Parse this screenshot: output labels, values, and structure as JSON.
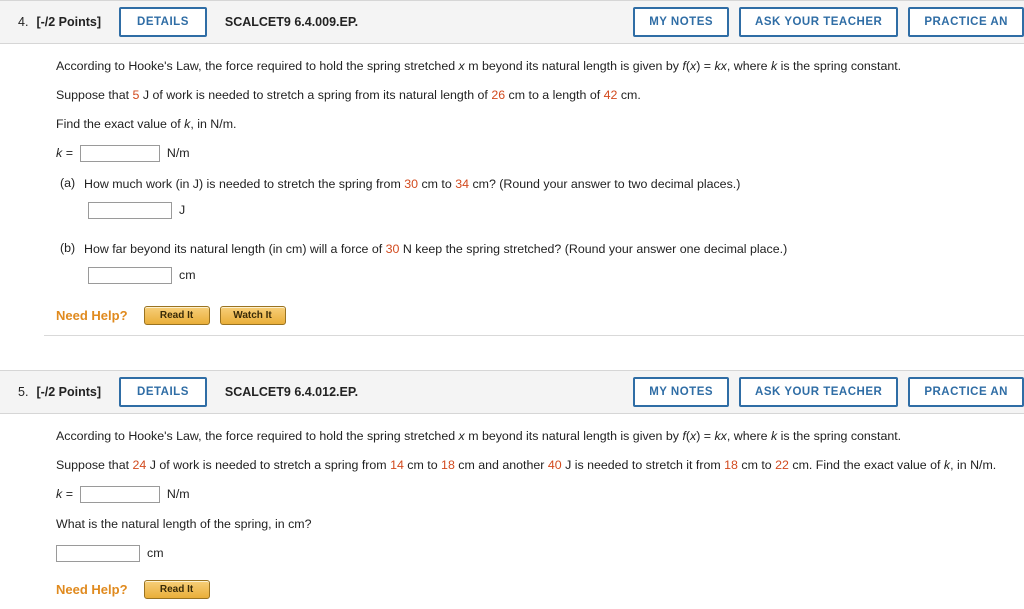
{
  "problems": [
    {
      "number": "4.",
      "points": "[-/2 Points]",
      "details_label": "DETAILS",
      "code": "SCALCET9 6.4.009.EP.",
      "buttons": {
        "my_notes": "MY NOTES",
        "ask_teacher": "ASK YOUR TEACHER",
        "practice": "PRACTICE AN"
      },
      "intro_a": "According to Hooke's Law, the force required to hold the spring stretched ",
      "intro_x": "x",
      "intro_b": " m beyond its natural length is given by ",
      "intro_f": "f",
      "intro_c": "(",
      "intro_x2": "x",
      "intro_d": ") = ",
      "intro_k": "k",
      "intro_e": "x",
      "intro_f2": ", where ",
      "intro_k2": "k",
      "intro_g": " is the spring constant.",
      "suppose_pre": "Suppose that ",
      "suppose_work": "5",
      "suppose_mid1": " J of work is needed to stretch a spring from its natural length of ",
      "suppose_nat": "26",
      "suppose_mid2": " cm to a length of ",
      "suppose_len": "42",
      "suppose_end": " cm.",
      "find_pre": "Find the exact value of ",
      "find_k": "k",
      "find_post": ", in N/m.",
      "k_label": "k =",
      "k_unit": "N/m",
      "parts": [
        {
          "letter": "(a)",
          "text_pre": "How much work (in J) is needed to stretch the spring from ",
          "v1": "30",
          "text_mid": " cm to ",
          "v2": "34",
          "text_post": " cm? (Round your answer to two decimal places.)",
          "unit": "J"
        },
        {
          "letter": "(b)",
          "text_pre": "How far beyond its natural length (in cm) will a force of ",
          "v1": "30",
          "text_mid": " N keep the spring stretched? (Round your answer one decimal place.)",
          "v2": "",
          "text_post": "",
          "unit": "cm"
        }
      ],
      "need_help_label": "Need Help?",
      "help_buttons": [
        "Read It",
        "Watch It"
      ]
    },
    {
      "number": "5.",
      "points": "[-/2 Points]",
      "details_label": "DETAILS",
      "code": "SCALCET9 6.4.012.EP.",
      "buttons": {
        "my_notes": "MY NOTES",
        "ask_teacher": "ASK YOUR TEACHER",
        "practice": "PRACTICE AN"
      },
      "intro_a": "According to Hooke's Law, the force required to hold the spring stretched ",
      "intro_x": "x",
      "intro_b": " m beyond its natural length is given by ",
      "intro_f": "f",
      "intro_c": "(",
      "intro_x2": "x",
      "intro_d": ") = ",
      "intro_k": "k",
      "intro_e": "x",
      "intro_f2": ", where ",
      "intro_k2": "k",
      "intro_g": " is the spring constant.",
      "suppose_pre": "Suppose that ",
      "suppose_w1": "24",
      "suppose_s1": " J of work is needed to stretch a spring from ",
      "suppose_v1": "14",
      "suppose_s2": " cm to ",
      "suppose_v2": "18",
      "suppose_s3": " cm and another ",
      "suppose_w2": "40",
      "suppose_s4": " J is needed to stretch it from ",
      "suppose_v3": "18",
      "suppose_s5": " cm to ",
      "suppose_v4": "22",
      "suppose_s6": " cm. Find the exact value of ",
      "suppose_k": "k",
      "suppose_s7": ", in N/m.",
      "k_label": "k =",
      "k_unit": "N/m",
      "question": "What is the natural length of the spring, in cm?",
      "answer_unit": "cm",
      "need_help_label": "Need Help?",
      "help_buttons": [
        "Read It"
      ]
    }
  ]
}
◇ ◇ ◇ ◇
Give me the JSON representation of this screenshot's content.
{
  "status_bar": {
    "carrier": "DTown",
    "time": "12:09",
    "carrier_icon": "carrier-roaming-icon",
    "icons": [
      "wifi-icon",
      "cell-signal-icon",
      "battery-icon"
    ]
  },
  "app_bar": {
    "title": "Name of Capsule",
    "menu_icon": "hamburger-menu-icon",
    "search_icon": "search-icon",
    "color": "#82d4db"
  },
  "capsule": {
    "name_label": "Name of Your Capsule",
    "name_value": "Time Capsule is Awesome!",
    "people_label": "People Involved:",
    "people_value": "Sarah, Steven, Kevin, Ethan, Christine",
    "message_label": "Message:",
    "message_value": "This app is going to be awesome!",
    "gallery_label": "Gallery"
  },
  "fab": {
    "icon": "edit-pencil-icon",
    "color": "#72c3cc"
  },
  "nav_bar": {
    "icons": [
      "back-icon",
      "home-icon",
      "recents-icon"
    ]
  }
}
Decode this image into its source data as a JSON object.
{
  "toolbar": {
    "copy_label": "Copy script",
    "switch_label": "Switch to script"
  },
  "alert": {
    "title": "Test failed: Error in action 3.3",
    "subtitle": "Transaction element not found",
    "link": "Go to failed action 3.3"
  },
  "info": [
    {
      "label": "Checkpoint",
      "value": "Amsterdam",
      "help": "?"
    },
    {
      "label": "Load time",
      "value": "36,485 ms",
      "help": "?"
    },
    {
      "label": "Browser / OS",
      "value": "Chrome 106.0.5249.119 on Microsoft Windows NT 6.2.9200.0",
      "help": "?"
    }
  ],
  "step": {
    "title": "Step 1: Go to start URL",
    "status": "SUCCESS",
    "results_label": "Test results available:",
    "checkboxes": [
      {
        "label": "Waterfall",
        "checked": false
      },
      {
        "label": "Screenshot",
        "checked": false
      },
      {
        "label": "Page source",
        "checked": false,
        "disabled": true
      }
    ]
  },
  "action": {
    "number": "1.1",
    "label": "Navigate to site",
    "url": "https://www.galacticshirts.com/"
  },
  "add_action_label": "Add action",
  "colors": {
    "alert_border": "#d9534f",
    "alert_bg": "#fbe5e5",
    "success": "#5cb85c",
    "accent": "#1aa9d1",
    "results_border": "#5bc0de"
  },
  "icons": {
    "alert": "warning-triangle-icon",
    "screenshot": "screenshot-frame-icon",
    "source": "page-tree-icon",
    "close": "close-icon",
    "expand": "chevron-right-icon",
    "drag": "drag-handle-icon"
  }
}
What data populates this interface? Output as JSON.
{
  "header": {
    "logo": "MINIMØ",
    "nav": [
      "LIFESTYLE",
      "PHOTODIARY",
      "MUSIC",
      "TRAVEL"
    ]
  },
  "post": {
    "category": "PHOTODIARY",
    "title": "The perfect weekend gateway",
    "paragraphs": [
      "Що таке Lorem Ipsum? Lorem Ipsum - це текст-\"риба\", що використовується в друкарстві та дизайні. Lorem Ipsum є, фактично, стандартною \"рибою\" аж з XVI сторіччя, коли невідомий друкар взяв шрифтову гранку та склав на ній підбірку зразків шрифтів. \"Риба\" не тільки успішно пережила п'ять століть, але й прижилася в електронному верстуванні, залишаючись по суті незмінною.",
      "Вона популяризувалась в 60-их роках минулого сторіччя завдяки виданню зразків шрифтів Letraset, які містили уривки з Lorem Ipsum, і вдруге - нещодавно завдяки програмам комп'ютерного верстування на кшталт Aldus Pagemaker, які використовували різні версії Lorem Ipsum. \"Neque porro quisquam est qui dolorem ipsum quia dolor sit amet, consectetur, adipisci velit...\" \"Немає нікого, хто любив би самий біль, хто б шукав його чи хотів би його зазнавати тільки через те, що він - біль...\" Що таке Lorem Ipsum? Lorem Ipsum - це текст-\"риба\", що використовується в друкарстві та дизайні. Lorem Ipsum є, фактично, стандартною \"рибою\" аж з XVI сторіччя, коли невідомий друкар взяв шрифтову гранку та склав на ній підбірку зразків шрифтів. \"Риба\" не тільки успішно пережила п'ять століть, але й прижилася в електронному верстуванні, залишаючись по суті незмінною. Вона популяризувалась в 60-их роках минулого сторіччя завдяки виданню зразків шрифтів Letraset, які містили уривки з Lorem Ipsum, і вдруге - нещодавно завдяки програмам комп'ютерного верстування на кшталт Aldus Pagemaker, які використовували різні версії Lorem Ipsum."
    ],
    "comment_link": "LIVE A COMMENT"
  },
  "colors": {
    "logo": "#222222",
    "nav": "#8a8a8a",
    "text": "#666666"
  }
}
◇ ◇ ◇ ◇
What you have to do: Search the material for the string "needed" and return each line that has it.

Exercise output:
      "suppose_mid1": " J of work is needed to stretch a spring from its natural length of ",
          "text_pre": "How much work (in J) is needed to stretch the spring from ",
      "suppose_s1": " J of work is needed to stretch a spring from ",
      "suppose_s4": " J is needed to stretch it from ",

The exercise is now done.